SUPPLIED INFORMATION =>
=== Begin Enclosure ===

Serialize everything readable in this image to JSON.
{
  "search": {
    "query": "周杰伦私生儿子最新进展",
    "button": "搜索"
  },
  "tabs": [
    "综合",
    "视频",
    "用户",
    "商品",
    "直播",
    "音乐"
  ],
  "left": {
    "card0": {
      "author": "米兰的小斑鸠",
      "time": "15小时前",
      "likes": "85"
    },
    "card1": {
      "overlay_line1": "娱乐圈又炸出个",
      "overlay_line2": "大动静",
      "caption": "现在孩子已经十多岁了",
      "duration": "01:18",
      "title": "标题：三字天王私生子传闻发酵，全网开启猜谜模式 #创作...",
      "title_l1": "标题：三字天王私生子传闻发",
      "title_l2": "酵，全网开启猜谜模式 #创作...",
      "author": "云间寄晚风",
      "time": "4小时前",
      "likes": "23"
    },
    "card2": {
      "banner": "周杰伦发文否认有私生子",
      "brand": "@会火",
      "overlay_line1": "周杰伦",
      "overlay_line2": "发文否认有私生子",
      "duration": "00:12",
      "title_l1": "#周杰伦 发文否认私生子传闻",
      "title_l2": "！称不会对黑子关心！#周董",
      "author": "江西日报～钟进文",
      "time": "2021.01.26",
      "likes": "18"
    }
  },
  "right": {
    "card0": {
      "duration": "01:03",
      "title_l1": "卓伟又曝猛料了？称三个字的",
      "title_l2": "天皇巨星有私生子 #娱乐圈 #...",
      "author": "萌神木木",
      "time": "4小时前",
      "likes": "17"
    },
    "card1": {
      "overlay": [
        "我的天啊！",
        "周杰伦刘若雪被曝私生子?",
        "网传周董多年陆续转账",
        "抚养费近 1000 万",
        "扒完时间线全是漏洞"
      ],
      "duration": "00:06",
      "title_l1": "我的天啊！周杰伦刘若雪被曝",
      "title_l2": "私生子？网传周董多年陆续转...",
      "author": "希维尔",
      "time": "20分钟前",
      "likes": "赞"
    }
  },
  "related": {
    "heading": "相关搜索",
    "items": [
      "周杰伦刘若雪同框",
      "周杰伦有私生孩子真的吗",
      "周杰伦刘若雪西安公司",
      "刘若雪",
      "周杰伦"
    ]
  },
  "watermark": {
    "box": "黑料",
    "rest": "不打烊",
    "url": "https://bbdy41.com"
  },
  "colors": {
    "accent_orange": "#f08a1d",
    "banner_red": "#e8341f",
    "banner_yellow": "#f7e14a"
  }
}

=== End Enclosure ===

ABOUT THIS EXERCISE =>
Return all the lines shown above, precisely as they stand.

RESULT OF THE EXERCISE =>
Serialize everything readable in this image to JSON.
{
  "search": {
    "query": "周杰伦私生儿子最新进展",
    "button": "搜索"
  },
  "tabs": [
    "综合",
    "视频",
    "用户",
    "商品",
    "直播",
    "音乐"
  ],
  "left": {
    "card0": {
      "author": "米兰的小斑鸠",
      "time": "15小时前",
      "likes": "85"
    },
    "card1": {
      "overlay_line1": "娱乐圈又炸出个",
      "overlay_line2": "大动静",
      "caption": "现在孩子已经十多岁了",
      "duration": "01:18",
      "title": "标题：三字天王私生子传闻发酵，全网开启猜谜模式 #创作...",
      "title_l1": "标题：三字天王私生子传闻发",
      "title_l2": "酵，全网开启猜谜模式 #创作...",
      "author": "云间寄晚风",
      "time": "4小时前",
      "likes": "23"
    },
    "card2": {
      "banner": "周杰伦发文否认有私生子",
      "brand": "@会火",
      "overlay_line1": "周杰伦",
      "overlay_line2": "发文否认有私生子",
      "duration": "00:12",
      "title_l1": "#周杰伦 发文否认私生子传闻",
      "title_l2": "！称不会对黑子关心！#周董",
      "author": "江西日报～钟进文",
      "time": "2021.01.26",
      "likes": "18"
    }
  },
  "right": {
    "card0": {
      "duration": "01:03",
      "title_l1": "卓伟又曝猛料了？称三个字的",
      "title_l2": "天皇巨星有私生子 #娱乐圈 #...",
      "author": "萌神木木",
      "time": "4小时前",
      "likes": "17"
    },
    "card1": {
      "overlay": [
        "我的天啊！",
        "周杰伦刘若雪被曝私生子?",
        "网传周董多年陆续转账",
        "抚养费近 1000 万",
        "扒完时间线全是漏洞"
      ],
      "duration": "00:06",
      "title_l1": "我的天啊！周杰伦刘若雪被曝",
      "title_l2": "私生子？网传周董多年陆续转...",
      "author": "希维尔",
      "time": "20分钟前",
      "likes": "赞"
    }
  },
  "related": {
    "heading": "相关搜索",
    "items": [
      "周杰伦刘若雪同框",
      "周杰伦有私生孩子真的吗",
      "周杰伦刘若雪西安公司",
      "刘若雪",
      "周杰伦"
    ]
  },
  "watermark": {
    "box": "黑料",
    "rest": "不打烊",
    "url": "https://bbdy41.com"
  },
  "colors": {
    "accent_orange": "#f08a1d",
    "banner_red": "#e8341f",
    "banner_yellow": "#f7e14a"
  }
}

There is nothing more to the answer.